= Task prompt =
Reproduce every entry exactly, without alteration.

= Material to process =
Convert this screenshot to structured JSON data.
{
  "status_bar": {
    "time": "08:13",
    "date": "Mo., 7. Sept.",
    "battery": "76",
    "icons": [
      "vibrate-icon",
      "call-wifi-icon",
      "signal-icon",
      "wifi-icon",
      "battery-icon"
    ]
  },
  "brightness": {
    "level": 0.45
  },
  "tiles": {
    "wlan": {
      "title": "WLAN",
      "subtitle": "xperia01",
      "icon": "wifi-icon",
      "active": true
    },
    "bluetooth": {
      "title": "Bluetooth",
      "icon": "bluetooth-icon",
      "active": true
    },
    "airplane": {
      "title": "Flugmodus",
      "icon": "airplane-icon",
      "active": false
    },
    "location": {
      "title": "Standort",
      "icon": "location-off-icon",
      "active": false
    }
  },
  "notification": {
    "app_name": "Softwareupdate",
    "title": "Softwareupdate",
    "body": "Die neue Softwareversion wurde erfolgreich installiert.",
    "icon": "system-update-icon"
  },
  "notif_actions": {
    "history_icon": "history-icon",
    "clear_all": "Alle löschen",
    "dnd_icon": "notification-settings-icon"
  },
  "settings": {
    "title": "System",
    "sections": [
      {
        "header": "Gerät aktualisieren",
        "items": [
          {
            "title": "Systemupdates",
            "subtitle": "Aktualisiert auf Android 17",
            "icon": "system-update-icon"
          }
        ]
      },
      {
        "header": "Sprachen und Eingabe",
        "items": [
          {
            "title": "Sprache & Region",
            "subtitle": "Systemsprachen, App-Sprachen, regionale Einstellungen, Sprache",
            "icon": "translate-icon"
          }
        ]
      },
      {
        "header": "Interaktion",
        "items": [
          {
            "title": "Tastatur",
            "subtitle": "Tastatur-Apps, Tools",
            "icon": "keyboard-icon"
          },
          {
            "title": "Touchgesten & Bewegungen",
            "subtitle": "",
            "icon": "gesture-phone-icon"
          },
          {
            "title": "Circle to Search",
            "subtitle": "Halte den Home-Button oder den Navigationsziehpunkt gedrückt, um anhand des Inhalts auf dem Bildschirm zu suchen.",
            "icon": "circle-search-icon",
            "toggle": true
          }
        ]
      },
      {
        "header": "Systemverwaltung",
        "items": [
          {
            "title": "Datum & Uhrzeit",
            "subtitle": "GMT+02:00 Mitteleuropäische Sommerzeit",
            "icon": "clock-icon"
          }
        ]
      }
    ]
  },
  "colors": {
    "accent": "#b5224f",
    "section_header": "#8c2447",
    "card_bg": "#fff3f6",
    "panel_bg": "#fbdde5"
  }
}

= Answer to this exercise =
Convert this screenshot to structured JSON data.
{
  "status_bar": {
    "time": "08:13",
    "date": "Mo., 7. Sept.",
    "battery": "76",
    "icons": [
      "vibrate-icon",
      "call-wifi-icon",
      "signal-icon",
      "wifi-icon",
      "battery-icon"
    ]
  },
  "brightness": {
    "level": 0.45
  },
  "tiles": {
    "wlan": {
      "title": "WLAN",
      "subtitle": "xperia01",
      "icon": "wifi-icon",
      "active": true
    },
    "bluetooth": {
      "title": "Bluetooth",
      "icon": "bluetooth-icon",
      "active": true
    },
    "airplane": {
      "title": "Flugmodus",
      "icon": "airplane-icon",
      "active": false
    },
    "location": {
      "title": "Standort",
      "icon": "location-off-icon",
      "active": false
    }
  },
  "notification": {
    "app_name": "Softwareupdate",
    "title": "Softwareupdate",
    "body": "Die neue Softwareversion wurde erfolgreich installiert.",
    "icon": "system-update-icon"
  },
  "notif_actions": {
    "history_icon": "history-icon",
    "clear_all": "Alle löschen",
    "dnd_icon": "notification-settings-icon"
  },
  "settings": {
    "title": "System",
    "sections": [
      {
        "header": "Gerät aktualisieren",
        "items": [
          {
            "title": "Systemupdates",
            "subtitle": "Aktualisiert auf Android 17",
            "icon": "system-update-icon"
          }
        ]
      },
      {
        "header": "Sprachen und Eingabe",
        "items": [
          {
            "title": "Sprache & Region",
            "subtitle": "Systemsprachen, App-Sprachen, regionale Einstellungen, Sprache",
            "icon": "translate-icon"
          }
        ]
      },
      {
        "header": "Interaktion",
        "items": [
          {
            "title": "Tastatur",
            "subtitle": "Tastatur-Apps, Tools",
            "icon": "keyboard-icon"
          },
          {
            "title": "Touchgesten & Bewegungen",
            "subtitle": "",
            "icon": "gesture-phone-icon"
          },
          {
            "title": "Circle to Search",
            "subtitle": "Halte den Home-Button oder den Navigationsziehpunkt gedrückt, um anhand des Inhalts auf dem Bildschirm zu suchen.",
            "icon": "circle-search-icon",
            "toggle": true
          }
        ]
      },
      {
        "header": "Systemverwaltung",
        "items": [
          {
            "title": "Datum & Uhrzeit",
            "subtitle": "GMT+02:00 Mitteleuropäische Sommerzeit",
            "icon": "clock-icon"
          }
        ]
      }
    ]
  },
  "colors": {
    "accent": "#b5224f",
    "section_header": "#8c2447",
    "card_bg": "#fff3f6",
    "panel_bg": "#fbdde5"
  }
}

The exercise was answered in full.